Fuel economy in the 2022 Outlander is rated at 31 mpg (7.6 l/100km) on the highway in the front-wheel drive model and 30 mpg (7.8 l/100km) on the highway in the all-wheel drive option. On our highway loop test, the Outlander with AWD averaged 29.4 mpg (8.0 l/100km), which is better than expected for a non-turbocharged engine at our high altitude (6,400 ft/1,951m). For those interested, the Outlander Plug-in Hybrid is still available, but is based on the previous-generation Outlander.
Mitsubishi’s legendary S-AWC was on our test model 2022 Outlander, and we found it to live up to its expectations. This is one of the better all-weather and light-terrain systems on the market, prioritizing safety above all else. The base model Outlander includes several advanced safety systems like forward collision mitigation and rear automatic braking, which collude well with the S-AWC system’s stability and traction controls. This, we feel, is a fine combination that Nissan could learn from.

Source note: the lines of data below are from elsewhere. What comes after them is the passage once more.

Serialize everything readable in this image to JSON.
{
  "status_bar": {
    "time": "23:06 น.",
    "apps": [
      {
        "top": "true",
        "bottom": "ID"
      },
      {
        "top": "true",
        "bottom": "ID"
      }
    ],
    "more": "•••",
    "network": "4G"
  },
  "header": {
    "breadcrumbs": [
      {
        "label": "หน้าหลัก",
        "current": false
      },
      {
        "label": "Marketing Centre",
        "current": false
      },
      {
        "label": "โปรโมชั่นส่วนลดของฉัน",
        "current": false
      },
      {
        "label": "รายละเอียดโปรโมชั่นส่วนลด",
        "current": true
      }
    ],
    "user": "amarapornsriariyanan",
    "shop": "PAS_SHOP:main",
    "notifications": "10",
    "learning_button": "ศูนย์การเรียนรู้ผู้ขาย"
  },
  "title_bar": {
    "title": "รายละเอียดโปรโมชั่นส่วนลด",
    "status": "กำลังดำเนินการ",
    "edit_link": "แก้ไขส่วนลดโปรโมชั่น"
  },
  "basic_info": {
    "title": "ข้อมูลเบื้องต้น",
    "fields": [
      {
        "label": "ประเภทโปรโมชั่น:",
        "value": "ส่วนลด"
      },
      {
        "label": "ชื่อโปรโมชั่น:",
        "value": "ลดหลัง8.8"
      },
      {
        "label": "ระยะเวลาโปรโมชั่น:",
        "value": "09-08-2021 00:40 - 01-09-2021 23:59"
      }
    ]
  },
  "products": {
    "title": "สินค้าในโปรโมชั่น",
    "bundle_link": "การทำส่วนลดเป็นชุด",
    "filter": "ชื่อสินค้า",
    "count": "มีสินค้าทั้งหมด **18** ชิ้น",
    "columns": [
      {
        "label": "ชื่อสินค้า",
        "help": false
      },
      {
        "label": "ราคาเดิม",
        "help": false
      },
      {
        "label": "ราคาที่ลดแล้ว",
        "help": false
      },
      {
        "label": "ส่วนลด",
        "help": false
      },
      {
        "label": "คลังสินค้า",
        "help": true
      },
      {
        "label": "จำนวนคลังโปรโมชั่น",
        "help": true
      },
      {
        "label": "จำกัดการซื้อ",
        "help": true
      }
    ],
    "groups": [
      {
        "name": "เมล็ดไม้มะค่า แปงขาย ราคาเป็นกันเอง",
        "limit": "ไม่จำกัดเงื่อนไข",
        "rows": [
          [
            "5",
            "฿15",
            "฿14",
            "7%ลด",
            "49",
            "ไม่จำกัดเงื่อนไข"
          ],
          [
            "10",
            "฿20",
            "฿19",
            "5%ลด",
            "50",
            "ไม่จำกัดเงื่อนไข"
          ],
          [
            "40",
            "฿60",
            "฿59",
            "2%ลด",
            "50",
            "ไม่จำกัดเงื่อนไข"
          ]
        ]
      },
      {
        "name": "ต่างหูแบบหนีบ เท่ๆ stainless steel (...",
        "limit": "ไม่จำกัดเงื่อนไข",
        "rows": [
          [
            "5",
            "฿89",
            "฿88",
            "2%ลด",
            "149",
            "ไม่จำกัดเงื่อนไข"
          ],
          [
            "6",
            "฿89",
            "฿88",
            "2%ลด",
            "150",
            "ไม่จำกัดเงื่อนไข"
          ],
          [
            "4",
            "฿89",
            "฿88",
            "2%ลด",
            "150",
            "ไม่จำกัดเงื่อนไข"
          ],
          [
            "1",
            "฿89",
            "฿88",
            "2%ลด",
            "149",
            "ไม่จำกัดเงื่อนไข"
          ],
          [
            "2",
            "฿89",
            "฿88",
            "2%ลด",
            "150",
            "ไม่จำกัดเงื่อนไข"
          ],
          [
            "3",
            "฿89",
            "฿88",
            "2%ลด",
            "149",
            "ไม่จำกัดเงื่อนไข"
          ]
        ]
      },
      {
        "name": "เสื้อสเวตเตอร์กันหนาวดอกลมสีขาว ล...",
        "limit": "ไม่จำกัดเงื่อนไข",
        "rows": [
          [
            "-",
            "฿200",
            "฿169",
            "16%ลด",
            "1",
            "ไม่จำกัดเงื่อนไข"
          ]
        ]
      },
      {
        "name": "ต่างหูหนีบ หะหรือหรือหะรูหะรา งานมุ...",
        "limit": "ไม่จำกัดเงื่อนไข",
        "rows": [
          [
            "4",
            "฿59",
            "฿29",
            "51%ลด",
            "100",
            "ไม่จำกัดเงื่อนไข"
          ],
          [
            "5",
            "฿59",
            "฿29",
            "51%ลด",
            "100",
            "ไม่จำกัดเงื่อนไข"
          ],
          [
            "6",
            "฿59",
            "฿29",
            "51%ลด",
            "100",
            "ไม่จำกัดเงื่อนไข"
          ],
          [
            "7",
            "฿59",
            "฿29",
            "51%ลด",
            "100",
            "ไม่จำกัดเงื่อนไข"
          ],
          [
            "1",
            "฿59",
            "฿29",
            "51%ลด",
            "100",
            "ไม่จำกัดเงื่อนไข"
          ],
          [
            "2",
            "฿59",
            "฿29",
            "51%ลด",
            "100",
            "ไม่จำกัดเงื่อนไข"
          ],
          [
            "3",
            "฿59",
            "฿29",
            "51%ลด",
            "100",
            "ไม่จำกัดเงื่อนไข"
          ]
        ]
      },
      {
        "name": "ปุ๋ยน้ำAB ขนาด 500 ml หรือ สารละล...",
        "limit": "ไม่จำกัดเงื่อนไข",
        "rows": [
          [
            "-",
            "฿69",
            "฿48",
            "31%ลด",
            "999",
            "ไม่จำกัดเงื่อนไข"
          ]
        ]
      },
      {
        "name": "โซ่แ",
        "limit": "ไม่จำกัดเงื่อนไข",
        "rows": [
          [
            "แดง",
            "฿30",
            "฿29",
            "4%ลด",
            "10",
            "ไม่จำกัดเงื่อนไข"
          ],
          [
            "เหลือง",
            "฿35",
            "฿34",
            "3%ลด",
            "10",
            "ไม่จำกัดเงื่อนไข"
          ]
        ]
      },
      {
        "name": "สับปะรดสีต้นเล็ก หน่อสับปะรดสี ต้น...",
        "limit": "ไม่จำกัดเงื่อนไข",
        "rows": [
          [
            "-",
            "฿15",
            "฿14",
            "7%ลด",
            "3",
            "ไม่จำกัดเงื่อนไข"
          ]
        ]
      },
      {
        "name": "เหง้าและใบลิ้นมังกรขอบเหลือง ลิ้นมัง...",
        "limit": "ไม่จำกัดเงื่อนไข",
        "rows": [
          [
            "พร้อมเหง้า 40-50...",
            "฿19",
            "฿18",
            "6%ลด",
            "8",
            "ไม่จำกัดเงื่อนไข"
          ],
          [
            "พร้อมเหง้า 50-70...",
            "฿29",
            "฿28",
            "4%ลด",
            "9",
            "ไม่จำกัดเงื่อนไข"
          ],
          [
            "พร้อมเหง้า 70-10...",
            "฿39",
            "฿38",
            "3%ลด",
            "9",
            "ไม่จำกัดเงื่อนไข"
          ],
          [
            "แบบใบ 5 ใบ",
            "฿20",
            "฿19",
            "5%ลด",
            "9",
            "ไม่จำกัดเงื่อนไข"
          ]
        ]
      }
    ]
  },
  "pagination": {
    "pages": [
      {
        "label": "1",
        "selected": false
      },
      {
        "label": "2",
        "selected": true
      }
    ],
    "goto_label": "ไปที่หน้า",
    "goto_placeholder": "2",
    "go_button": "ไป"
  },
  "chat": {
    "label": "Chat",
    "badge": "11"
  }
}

Even at its base price of US$26,000 plus delivery, the new Outlander comes equipped with LED headlights, dual-zone climate control, keyless ignition, an 8-inch touchscreen, Apple CarPlay and Android Auto, a six-speaker audio system, and three rows of seating – plus the aforementioned forward and rear collision mitigation systems, lane-departure warning, driver attention warning, and blind-spot monitoring.
Our SEL test model, equipped with S-AWC, was only $38,000 with options and delivery. Comparable options on the market, most of which do not have a third row option, are generally more expensive. Even its step-sibling the Rogue is over $1,000 more when comparably equipped, and it doesn’t include Mitsubishi’s 10-year powertrain warranty or 5-year bumper-to-bumper warranty.
Inside, the 2022 Outlander is more comfortable and roomier than it ever has been, and has far less cheapness to its build quality than before. Materials quality is much higher, and though some hard plastics do still remain, they are textured or tucked away rather than being the main attraction. The driver and front passenger are treated to good seating with plenty of head- and legroom.
Storage space is also good, with room for most gadgets and gear found throughout. Infotainment, however, is a weak point for the Outlander. The system, which is from Nissan, suffers the ills it does in other Nissan products – namely its outdated interface, sometimes slow response times, and tedious menu systems. Hard knobs for most daily use functions are present, however, mitigating some of that.
The back seats are not as comfortable, but still good. The second row of the Outlander is a three-way (40/20/40) split that seats up to three across. It features good headroom and legroom at the outboards, and a middle position that’s good in a pinch, but not for the long term. The third row is cramped, thanks to the small size of this Mitsubishi, but makes the Outlander one of the few remaining small crossovers that still has one. Those seats are mostly for children, with a 50/50 fold. Two children with or without safety seats or boosters will do well back there when needed. Cargo space is good as well, standing at about 33.5 cubic feet (949 liters) behind the second row and about a third of that with the third row deployed.
All together, the 2022 Mitsubishi Outlander is an excellent entry into the small SUV segment. It’s priced well, has plenty of comfort, and is more versatile than most.
Product page: 2022 Mitsubishi Outlander